The task: Give the number of lines containing "file" in this listing, with no other words.

Data supplied:
━━━━━━━━

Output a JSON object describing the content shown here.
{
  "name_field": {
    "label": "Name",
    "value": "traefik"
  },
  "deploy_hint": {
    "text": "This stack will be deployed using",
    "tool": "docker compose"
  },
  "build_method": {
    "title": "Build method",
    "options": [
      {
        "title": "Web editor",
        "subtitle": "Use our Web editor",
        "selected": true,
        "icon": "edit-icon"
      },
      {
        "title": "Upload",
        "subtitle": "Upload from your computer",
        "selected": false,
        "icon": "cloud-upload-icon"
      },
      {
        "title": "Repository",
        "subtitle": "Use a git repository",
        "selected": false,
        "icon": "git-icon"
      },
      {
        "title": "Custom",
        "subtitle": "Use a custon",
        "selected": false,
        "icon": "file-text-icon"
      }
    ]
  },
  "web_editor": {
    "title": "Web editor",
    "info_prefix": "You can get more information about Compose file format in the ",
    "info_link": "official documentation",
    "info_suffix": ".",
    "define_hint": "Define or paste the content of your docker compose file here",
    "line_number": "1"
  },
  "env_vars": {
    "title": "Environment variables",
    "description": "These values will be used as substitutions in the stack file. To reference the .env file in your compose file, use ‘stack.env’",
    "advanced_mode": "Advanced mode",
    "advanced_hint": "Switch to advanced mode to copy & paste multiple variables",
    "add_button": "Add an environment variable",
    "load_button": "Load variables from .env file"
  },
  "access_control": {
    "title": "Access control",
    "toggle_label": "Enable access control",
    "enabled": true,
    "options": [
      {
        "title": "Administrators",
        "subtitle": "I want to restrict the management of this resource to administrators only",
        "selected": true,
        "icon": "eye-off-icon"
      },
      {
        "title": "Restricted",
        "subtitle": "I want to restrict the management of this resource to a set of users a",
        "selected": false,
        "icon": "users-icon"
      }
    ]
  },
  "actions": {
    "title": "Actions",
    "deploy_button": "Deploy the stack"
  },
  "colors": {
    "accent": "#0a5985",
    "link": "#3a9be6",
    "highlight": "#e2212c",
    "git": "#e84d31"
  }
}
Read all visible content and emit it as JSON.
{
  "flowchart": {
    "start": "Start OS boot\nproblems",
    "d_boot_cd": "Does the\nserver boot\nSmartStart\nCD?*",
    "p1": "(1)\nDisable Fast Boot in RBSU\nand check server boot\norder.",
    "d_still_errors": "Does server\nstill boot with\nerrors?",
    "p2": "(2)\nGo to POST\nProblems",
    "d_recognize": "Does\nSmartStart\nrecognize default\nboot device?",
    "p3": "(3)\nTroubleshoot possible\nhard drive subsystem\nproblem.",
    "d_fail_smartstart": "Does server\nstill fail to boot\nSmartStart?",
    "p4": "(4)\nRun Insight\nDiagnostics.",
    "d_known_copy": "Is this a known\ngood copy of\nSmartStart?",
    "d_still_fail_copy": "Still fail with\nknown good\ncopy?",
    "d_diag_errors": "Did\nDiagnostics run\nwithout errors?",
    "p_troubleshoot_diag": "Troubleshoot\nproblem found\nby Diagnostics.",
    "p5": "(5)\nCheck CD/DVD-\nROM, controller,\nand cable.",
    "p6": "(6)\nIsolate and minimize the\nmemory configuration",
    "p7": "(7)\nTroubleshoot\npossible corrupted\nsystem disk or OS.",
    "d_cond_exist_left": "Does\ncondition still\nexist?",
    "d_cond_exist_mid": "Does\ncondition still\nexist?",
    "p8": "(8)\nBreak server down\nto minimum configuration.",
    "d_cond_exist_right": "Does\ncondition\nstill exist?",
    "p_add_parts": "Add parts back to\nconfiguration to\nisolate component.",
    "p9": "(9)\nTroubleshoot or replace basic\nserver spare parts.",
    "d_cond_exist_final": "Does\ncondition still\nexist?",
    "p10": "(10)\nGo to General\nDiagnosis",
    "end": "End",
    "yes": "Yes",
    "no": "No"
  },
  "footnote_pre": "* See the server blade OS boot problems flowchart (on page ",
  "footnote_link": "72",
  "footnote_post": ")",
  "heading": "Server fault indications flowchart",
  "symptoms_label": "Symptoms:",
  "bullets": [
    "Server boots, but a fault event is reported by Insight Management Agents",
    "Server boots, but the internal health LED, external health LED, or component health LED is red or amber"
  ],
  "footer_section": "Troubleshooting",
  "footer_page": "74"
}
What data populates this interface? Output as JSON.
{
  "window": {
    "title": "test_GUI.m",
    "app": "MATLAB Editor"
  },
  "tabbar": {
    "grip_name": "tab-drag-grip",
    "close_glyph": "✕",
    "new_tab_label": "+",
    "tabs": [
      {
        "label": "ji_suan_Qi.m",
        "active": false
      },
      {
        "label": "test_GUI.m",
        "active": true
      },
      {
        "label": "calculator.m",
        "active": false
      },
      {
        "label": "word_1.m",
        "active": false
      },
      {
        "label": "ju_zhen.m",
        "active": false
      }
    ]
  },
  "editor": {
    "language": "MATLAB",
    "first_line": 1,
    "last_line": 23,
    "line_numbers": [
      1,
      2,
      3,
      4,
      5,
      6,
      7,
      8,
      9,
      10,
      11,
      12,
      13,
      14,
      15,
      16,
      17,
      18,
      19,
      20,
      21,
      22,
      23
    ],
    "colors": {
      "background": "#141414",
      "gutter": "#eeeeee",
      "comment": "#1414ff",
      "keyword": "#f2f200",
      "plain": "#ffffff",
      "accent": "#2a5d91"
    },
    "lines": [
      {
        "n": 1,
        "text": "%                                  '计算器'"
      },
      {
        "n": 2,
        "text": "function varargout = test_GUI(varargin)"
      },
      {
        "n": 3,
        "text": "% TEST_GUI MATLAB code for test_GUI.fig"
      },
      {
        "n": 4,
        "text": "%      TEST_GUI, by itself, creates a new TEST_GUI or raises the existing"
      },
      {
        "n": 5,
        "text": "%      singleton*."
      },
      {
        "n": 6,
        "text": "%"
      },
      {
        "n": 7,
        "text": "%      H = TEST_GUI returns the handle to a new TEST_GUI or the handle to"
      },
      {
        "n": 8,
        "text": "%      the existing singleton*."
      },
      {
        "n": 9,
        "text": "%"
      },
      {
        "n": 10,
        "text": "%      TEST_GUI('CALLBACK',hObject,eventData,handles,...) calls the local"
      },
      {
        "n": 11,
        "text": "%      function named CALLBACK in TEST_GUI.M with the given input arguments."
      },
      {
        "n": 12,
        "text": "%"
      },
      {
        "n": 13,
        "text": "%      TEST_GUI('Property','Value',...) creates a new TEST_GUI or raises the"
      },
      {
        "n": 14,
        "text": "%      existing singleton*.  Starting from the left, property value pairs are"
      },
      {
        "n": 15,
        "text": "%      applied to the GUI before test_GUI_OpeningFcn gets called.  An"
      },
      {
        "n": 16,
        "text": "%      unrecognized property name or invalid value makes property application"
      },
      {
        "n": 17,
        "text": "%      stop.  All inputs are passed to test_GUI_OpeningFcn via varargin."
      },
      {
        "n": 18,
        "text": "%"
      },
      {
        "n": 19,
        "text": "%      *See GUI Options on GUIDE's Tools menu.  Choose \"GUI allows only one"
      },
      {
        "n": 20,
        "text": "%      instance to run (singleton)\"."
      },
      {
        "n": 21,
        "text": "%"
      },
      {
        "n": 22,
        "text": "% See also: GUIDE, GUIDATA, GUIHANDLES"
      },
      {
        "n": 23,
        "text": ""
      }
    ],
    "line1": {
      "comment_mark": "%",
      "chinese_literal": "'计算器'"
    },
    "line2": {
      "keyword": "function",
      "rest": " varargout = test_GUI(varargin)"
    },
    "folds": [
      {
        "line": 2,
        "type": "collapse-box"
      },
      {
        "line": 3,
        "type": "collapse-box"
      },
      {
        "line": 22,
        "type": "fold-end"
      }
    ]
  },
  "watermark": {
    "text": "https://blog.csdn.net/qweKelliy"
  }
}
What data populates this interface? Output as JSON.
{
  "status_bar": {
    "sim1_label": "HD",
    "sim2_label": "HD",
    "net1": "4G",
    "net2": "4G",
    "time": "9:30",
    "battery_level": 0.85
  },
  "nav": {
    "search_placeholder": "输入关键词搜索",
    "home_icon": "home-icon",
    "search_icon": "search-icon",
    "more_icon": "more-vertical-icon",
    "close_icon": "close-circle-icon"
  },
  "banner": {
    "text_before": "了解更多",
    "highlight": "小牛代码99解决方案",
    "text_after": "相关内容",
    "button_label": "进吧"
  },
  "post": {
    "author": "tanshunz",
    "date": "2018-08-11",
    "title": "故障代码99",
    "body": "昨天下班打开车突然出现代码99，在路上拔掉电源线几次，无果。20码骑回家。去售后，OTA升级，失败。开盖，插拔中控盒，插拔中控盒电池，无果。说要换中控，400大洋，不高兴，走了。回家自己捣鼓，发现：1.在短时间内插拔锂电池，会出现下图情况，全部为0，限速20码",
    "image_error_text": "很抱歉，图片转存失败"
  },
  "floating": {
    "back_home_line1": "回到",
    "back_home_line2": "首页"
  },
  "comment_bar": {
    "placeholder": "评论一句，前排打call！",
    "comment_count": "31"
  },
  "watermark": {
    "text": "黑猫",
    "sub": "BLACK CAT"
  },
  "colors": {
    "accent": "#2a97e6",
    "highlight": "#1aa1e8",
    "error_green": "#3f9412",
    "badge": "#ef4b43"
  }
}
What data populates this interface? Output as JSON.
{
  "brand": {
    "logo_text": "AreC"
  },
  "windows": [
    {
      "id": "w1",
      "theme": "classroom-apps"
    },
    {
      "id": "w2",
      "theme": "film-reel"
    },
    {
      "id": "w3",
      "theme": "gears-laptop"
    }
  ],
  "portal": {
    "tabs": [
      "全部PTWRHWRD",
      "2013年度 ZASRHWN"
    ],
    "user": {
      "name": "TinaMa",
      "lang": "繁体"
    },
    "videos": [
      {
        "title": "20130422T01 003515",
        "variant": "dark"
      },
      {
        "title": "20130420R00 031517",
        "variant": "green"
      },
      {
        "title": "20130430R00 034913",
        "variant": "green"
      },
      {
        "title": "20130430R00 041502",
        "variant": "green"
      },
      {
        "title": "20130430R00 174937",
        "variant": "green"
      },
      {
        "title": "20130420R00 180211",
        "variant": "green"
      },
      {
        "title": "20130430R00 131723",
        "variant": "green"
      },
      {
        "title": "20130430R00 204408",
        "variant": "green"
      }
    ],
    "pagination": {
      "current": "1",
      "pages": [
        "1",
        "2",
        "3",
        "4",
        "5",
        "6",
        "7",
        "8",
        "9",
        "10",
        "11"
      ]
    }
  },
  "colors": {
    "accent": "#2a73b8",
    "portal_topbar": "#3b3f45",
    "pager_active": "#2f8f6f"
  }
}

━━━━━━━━

Problem solution: 5